• TASK DATA:
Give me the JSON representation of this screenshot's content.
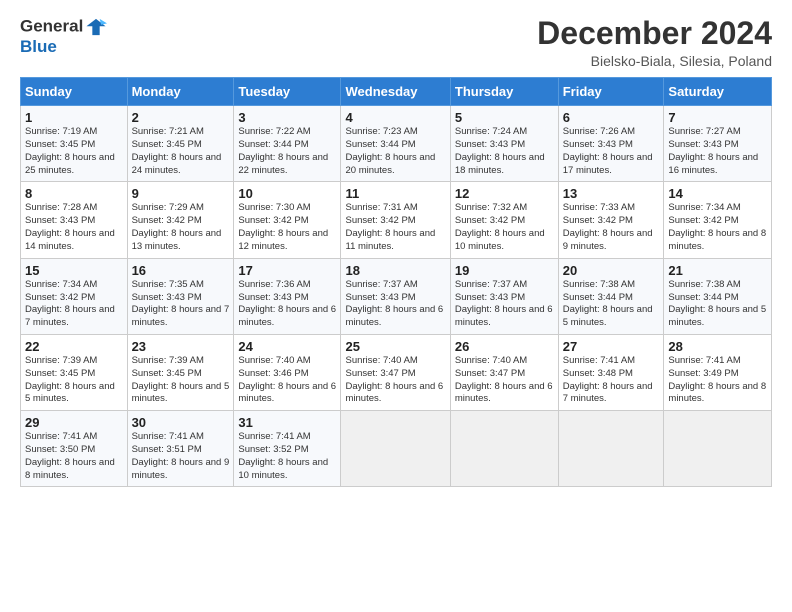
{
  "header": {
    "logo_general": "General",
    "logo_blue": "Blue",
    "month_title": "December 2024",
    "location": "Bielsko-Biala, Silesia, Poland"
  },
  "days_of_week": [
    "Sunday",
    "Monday",
    "Tuesday",
    "Wednesday",
    "Thursday",
    "Friday",
    "Saturday"
  ],
  "weeks": [
    [
      {
        "day": "1",
        "sunrise": "7:19 AM",
        "sunset": "3:45 PM",
        "daylight": "8 hours and 25 minutes."
      },
      {
        "day": "2",
        "sunrise": "7:21 AM",
        "sunset": "3:45 PM",
        "daylight": "8 hours and 24 minutes."
      },
      {
        "day": "3",
        "sunrise": "7:22 AM",
        "sunset": "3:44 PM",
        "daylight": "8 hours and 22 minutes."
      },
      {
        "day": "4",
        "sunrise": "7:23 AM",
        "sunset": "3:44 PM",
        "daylight": "8 hours and 20 minutes."
      },
      {
        "day": "5",
        "sunrise": "7:24 AM",
        "sunset": "3:43 PM",
        "daylight": "8 hours and 18 minutes."
      },
      {
        "day": "6",
        "sunrise": "7:26 AM",
        "sunset": "3:43 PM",
        "daylight": "8 hours and 17 minutes."
      },
      {
        "day": "7",
        "sunrise": "7:27 AM",
        "sunset": "3:43 PM",
        "daylight": "8 hours and 16 minutes."
      }
    ],
    [
      {
        "day": "8",
        "sunrise": "7:28 AM",
        "sunset": "3:43 PM",
        "daylight": "8 hours and 14 minutes."
      },
      {
        "day": "9",
        "sunrise": "7:29 AM",
        "sunset": "3:42 PM",
        "daylight": "8 hours and 13 minutes."
      },
      {
        "day": "10",
        "sunrise": "7:30 AM",
        "sunset": "3:42 PM",
        "daylight": "8 hours and 12 minutes."
      },
      {
        "day": "11",
        "sunrise": "7:31 AM",
        "sunset": "3:42 PM",
        "daylight": "8 hours and 11 minutes."
      },
      {
        "day": "12",
        "sunrise": "7:32 AM",
        "sunset": "3:42 PM",
        "daylight": "8 hours and 10 minutes."
      },
      {
        "day": "13",
        "sunrise": "7:33 AM",
        "sunset": "3:42 PM",
        "daylight": "8 hours and 9 minutes."
      },
      {
        "day": "14",
        "sunrise": "7:34 AM",
        "sunset": "3:42 PM",
        "daylight": "8 hours and 8 minutes."
      }
    ],
    [
      {
        "day": "15",
        "sunrise": "7:34 AM",
        "sunset": "3:42 PM",
        "daylight": "8 hours and 7 minutes."
      },
      {
        "day": "16",
        "sunrise": "7:35 AM",
        "sunset": "3:43 PM",
        "daylight": "8 hours and 7 minutes."
      },
      {
        "day": "17",
        "sunrise": "7:36 AM",
        "sunset": "3:43 PM",
        "daylight": "8 hours and 6 minutes."
      },
      {
        "day": "18",
        "sunrise": "7:37 AM",
        "sunset": "3:43 PM",
        "daylight": "8 hours and 6 minutes."
      },
      {
        "day": "19",
        "sunrise": "7:37 AM",
        "sunset": "3:43 PM",
        "daylight": "8 hours and 6 minutes."
      },
      {
        "day": "20",
        "sunrise": "7:38 AM",
        "sunset": "3:44 PM",
        "daylight": "8 hours and 5 minutes."
      },
      {
        "day": "21",
        "sunrise": "7:38 AM",
        "sunset": "3:44 PM",
        "daylight": "8 hours and 5 minutes."
      }
    ],
    [
      {
        "day": "22",
        "sunrise": "7:39 AM",
        "sunset": "3:45 PM",
        "daylight": "8 hours and 5 minutes."
      },
      {
        "day": "23",
        "sunrise": "7:39 AM",
        "sunset": "3:45 PM",
        "daylight": "8 hours and 5 minutes."
      },
      {
        "day": "24",
        "sunrise": "7:40 AM",
        "sunset": "3:46 PM",
        "daylight": "8 hours and 6 minutes."
      },
      {
        "day": "25",
        "sunrise": "7:40 AM",
        "sunset": "3:47 PM",
        "daylight": "8 hours and 6 minutes."
      },
      {
        "day": "26",
        "sunrise": "7:40 AM",
        "sunset": "3:47 PM",
        "daylight": "8 hours and 6 minutes."
      },
      {
        "day": "27",
        "sunrise": "7:41 AM",
        "sunset": "3:48 PM",
        "daylight": "8 hours and 7 minutes."
      },
      {
        "day": "28",
        "sunrise": "7:41 AM",
        "sunset": "3:49 PM",
        "daylight": "8 hours and 8 minutes."
      }
    ],
    [
      {
        "day": "29",
        "sunrise": "7:41 AM",
        "sunset": "3:50 PM",
        "daylight": "8 hours and 8 minutes."
      },
      {
        "day": "30",
        "sunrise": "7:41 AM",
        "sunset": "3:51 PM",
        "daylight": "8 hours and 9 minutes."
      },
      {
        "day": "31",
        "sunrise": "7:41 AM",
        "sunset": "3:52 PM",
        "daylight": "8 hours and 10 minutes."
      },
      null,
      null,
      null,
      null
    ]
  ]
}
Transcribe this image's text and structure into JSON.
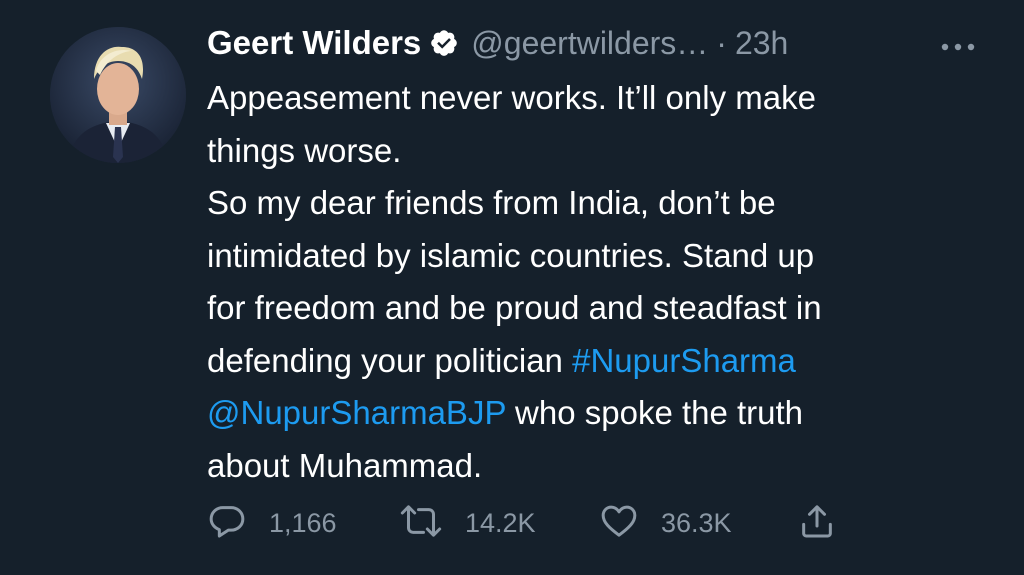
{
  "tweet": {
    "author": {
      "display_name": "Geert Wilders",
      "handle": "@geertwilders…",
      "verified": true
    },
    "separator": "·",
    "time": "23h",
    "body_lines": [
      [
        {
          "text": "Appeasement never works. It’ll only make",
          "link": false
        }
      ],
      [
        {
          "text": "things worse.",
          "link": false
        }
      ],
      [
        {
          "text": "So my dear friends from India, don’t be",
          "link": false
        }
      ],
      [
        {
          "text": "intimidated by islamic countries. Stand up",
          "link": false
        }
      ],
      [
        {
          "text": "for freedom and be proud and steadfast in",
          "link": false
        }
      ],
      [
        {
          "text": "defending your politician ",
          "link": false
        },
        {
          "text": "#NupurSharma",
          "link": true
        }
      ],
      [
        {
          "text": "@NupurSharmaBJP",
          "link": true
        },
        {
          "text": " who spoke the truth",
          "link": false
        }
      ],
      [
        {
          "text": "about Muhammad.",
          "link": false
        }
      ]
    ],
    "stats": {
      "replies": "1,166",
      "retweets": "14.2K",
      "likes": "36.3K"
    }
  },
  "colors": {
    "background": "#15202b",
    "text": "#ffffff",
    "secondary": "#8b98a5",
    "link": "#1d9bf0"
  },
  "icons": {
    "more": "more-horizontal-icon",
    "reply": "reply-bubble-icon",
    "retweet": "retweet-arrows-icon",
    "like": "heart-outline-icon",
    "share": "share-upload-icon",
    "verified": "verified-badge-icon"
  }
}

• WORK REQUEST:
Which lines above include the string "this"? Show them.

• TASK RESPONSE:
Give me the JSON representation of this screenshot's content.
Transcribe this image's text and structure into JSON.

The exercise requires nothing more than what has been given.